Wonder if a particular house in an older neighborhood has been rehabbed? Look at the back -- and the roof. If there's a deck, it's a pretty good bet it has. You may even get a hint, from the elaborateness and construction, about the elaborateness and sensitivity of the work inside.
There are two good reasons why rehabs and decks go together. One is space: Yards in the center city, where houses are ripe for rehab, tend to be small and covered with concrete. A deck is a good way to turn a grim space into a useful and attractive outdoor living area, especially if you're not a gardener, or are content with container gardening.
The other reason is views. Some places it's a skyline, or magnificent cityscape. If you're lucky, as we are in Baltimore, it's that plus water, but sometimes you have to go clear to the roof to see it.
City decks are the stuff of fantasy, especially since there's no historically correct deck model to adhere to. (If you live in a designated historic district, however, you may have to be careful about the design of anything that is visible from the street.) You can have planter boxes, built-in seating, multiple levels, a cookout area, a hot tub . . When it comes to designing a deck, the late 20th century seems like a great place to be.
But before you start cruising the spa displays, you need to sit down and work out a few details. Here are some of the things you'll need to think about:
*How will the deck be used? Is it a sun space, or do you need screening or privacy? Do you need light? Hot tubs are astonishingly heavy, they need their own support system.
*What is the deck going to do to your neighbor's property? Will it block views or sunlight? Is that OK? The time to find out, and to find out if there's a compromise, is before you build, not from the ill will afterward.
*Is the building strong enough for support if the deck has to be attached to it? Roof decks need to have solid support. Most roofs weren't built to support so much weight. You may have to call in a structural engineer to determine how the load will be borne.
*What are the zoning requirements? Most zoning laws require certain setbacks from adjoining property, or from property boundaries. Make sure you'll have enough space for what you want to do.
*What do the building codes require? Codes cover such things as how deep the footings (foundation supports) must go (the bottom has to be below the frost line or they heave; the depth varies depending on location. In Baltimore it's 36 inches; in the South it's less deep, further north, it's deeper.)

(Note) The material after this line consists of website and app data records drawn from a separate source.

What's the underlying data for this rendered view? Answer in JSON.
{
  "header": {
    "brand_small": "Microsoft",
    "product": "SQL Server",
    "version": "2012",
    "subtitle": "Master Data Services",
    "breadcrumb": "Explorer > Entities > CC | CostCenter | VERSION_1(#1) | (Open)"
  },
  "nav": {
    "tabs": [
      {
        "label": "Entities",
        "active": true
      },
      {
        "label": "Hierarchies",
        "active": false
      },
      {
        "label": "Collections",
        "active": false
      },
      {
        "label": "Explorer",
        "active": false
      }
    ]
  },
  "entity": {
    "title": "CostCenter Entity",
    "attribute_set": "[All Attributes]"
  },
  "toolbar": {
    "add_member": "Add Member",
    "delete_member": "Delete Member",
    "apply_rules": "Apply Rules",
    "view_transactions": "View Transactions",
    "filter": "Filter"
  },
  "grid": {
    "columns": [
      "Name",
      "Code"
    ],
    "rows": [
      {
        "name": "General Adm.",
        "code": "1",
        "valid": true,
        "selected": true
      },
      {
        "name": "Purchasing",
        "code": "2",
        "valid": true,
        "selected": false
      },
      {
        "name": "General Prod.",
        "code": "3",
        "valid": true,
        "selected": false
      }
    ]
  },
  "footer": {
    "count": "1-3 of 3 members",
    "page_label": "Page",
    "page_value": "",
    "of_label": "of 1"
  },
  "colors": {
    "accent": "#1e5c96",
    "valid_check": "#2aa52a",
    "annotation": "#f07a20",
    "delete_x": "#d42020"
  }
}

*How are you going to fasten the deck to the structure? If the house is brick, you may have to bolt all the way through the brick; if it's frame, you may be able to nail into studs, or use lag-bolts. This is also a code issue; you need to check with local building inspectors.
*Does the deck need stairs to get down to ground level? Stairs are hard to build, though some prefab systems exist for short distances.